A dirt-oval late model inspired this suspension, which features a Wehrs Machine birdcage and an Earnhardt Technologies Group (ETG) suspension limiter. Bullard said he ran Penske shocks at Nashville to compare it to his Hydroshox. He said he was “just as fast on the Hydroshox as on the Penskes.”
“When we go into a corner, the body roll steers the rear end [with the dirt-late-model style of suspension],” said Bullard. “I can set the truck up much tighter, so I can go into the corner two to three car lengths deeper. When I get to the apex of the corner, where it wants to start pushing [aka understeering], that’s when the droop limiter comes in. When the body rolls over, the droop limiter will lift the [load] on the inside tire and let [the truck] rotate through the center of the corner.”
“A Panhard bar will always want to pull one way,” Bullard said. “A Watt’s linkage allows the rear end to go both ways.”
The truck uses axle tubes constructed out of incredibly dense — read that as heavy for its size — and expensive tungsten.
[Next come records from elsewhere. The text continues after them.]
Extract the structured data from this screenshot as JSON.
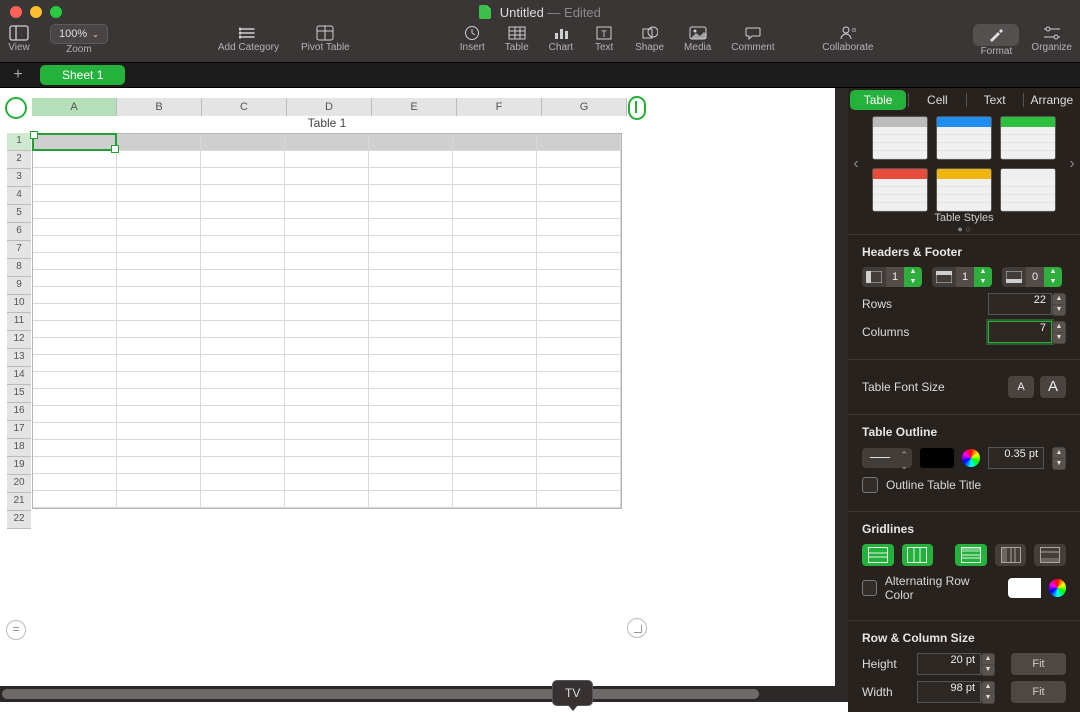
{
  "title": {
    "doc": "Untitled",
    "sep": " — ",
    "status": "Edited"
  },
  "toolbar": {
    "zoom": "100%",
    "view": "View",
    "zoom_l": "Zoom",
    "addcat": "Add Category",
    "pivot": "Pivot Table",
    "insert": "Insert",
    "table": "Table",
    "chart": "Chart",
    "text": "Text",
    "shape": "Shape",
    "media": "Media",
    "comment": "Comment",
    "collab": "Collaborate",
    "format": "Format",
    "organize": "Organize"
  },
  "sheet": {
    "tab": "Sheet 1",
    "table_title": "Table 1"
  },
  "cols": [
    "A",
    "B",
    "C",
    "D",
    "E",
    "F",
    "G"
  ],
  "rows": [
    "1",
    "2",
    "3",
    "4",
    "5",
    "6",
    "7",
    "8",
    "9",
    "10",
    "11",
    "12",
    "13",
    "14",
    "15",
    "16",
    "17",
    "18",
    "19",
    "20",
    "21",
    "22"
  ],
  "tip": "TV",
  "inspector": {
    "tabs": {
      "table": "Table",
      "cell": "Cell",
      "text": "Text",
      "arrange": "Arrange"
    },
    "styles_label": "Table Styles",
    "headers": {
      "title": "Headers & Footer",
      "col": "1",
      "row": "1",
      "footer": "0"
    },
    "size": {
      "rows_l": "Rows",
      "rows_v": "22",
      "cols_l": "Columns",
      "cols_v": "7"
    },
    "font": {
      "label": "Table Font Size"
    },
    "outline": {
      "label": "Table Outline",
      "pt": "0.35 pt",
      "title_cb": "Outline Table Title"
    },
    "grid": {
      "label": "Gridlines"
    },
    "alt": {
      "label": "Alternating Row Color"
    },
    "rc": {
      "title": "Row & Column Size",
      "h": "Height",
      "hv": "20 pt",
      "w": "Width",
      "wv": "98 pt",
      "fit": "Fit"
    }
  }
}
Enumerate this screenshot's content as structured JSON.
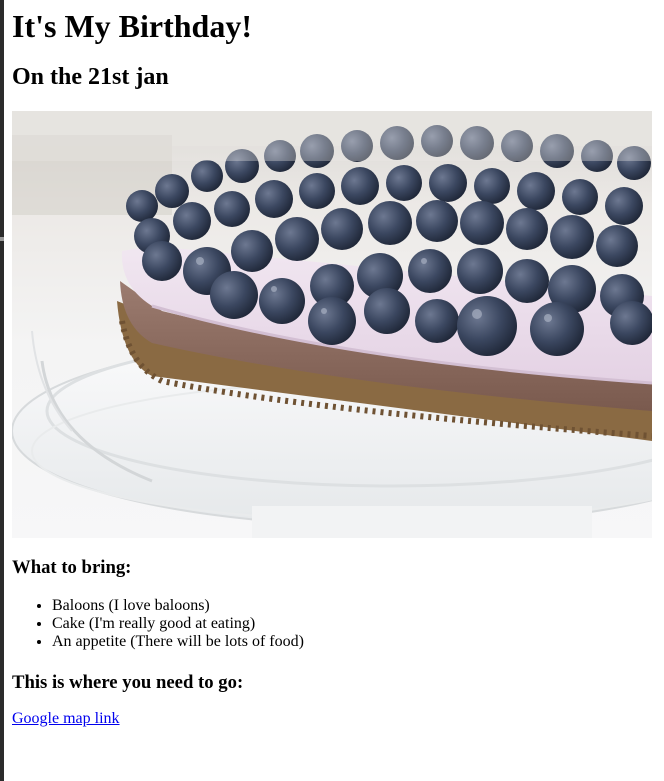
{
  "page": {
    "title": "It's My Birthday!",
    "subtitle": "On the 21st jan"
  },
  "image": {
    "icon_name": "cake-photo",
    "colors": {
      "background_top": "#e9e9e7",
      "stand": "#f3f4f5",
      "cream": "#ede0ec",
      "chocolate_layer": "#8a6a5c",
      "crust": "#8c6b45",
      "blueberry": "#3a4660"
    }
  },
  "bring_section": {
    "heading": "What to bring:",
    "items": [
      "Baloons (I love baloons)",
      "Cake (I'm really good at eating)",
      "An appetite (There will be lots of food)"
    ]
  },
  "go_section": {
    "heading": "This is where you need to go:",
    "link_text": "Google map link"
  },
  "colors": {
    "link": "#0000ee",
    "text": "#000000",
    "left_bar": "#2b2b2b"
  }
}
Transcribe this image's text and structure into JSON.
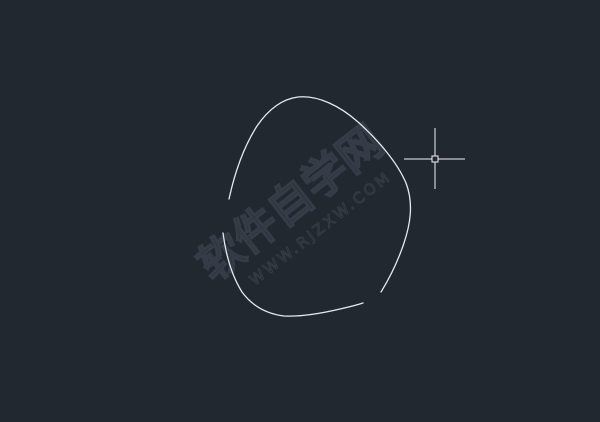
{
  "canvas": {
    "background_color": "#212830",
    "stroke_color": "#e6e9ee",
    "cursor_color": "#f2f4f7"
  },
  "drawing": {
    "shape": "freehand-closed-spline-with-gaps"
  },
  "cursor": {
    "type": "crosshair-with-pickbox",
    "icon": "crosshair-cursor-icon"
  },
  "watermark": {
    "text_cn": "软件自学网",
    "text_url": "WWW.RJZXW.COM",
    "color": "#2e3540"
  }
}
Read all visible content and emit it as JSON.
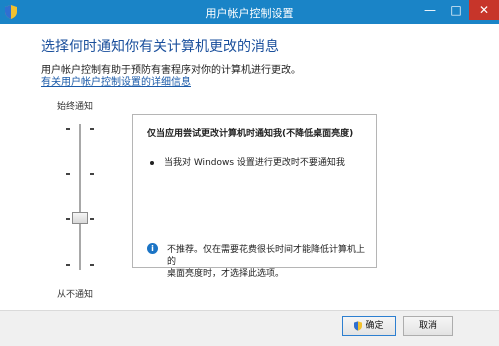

“The dirt [oval guys] run it a lot, [often on the left-rear only],” said Bullard. “Back in the day, unsprung weight, everybody wanted it as light as possible. Nowadays, everybody wants that unsprung weight as heavy as possible, so that way you’re forcing that tire into the ground.”
Robert Yates Racing, with a Daytona 500-winning racing heritage, put together this power plant based on the Chevrolet Performance CT 525 6.2L engine. It puts out 566hp on the engine dyno. A Willy’s Super Bowl 780cfm carburetor supplies the engine with fuel and air.
Just about everything on the truck Bullard and his team at MRC Fabrication builds in their shop. That includes these machined billet aluminum upper A-frames. He used that style of upper A-frame for “bling factor.”
“We tried to make every piece we could, so that way we use the truck as a display for what our shop is capable of doing,” Bullard said.
A carbon-fiber front bumper and splitter adorns the front of the vehicle. The body itself consists of a 1985 Chevrolet cab mated with an early 1970s Chevrolet C-10 body, including front grill and headlights. The 1980s cab allows for an air duct between the hood and the windshield, which Bullard desired.
Jimmy Bullard uses this style of gas pedal because he brakes with his left foot and gases with his right. MRC Fabrication’s Gene DeHart came up with the pedal idea. DeHart once worked with NASCAR racer Terry Labonte, who used his feet in a similar fashion.
“On road courses, [Gene] built him a fat gas pedal with a lip on the side,” said Bullard. “You got a big pedal, not a itty bitty pedal, because you use more foot to do both things.”
MRC Fabrication built the wheels in-house. Michelin tires, which while pricier than other options, gets him more speed around the course than other options, according to Bullard.
The Rock the Curb Executive Editor has covered motorsports since 2000. His many awards include the 2019 Eastern Motorsport Press Association (EMPA) Jim Hunter Writer of the Year and the 2013 Russ Catlin Award for Excellence in Motorsports Journalism.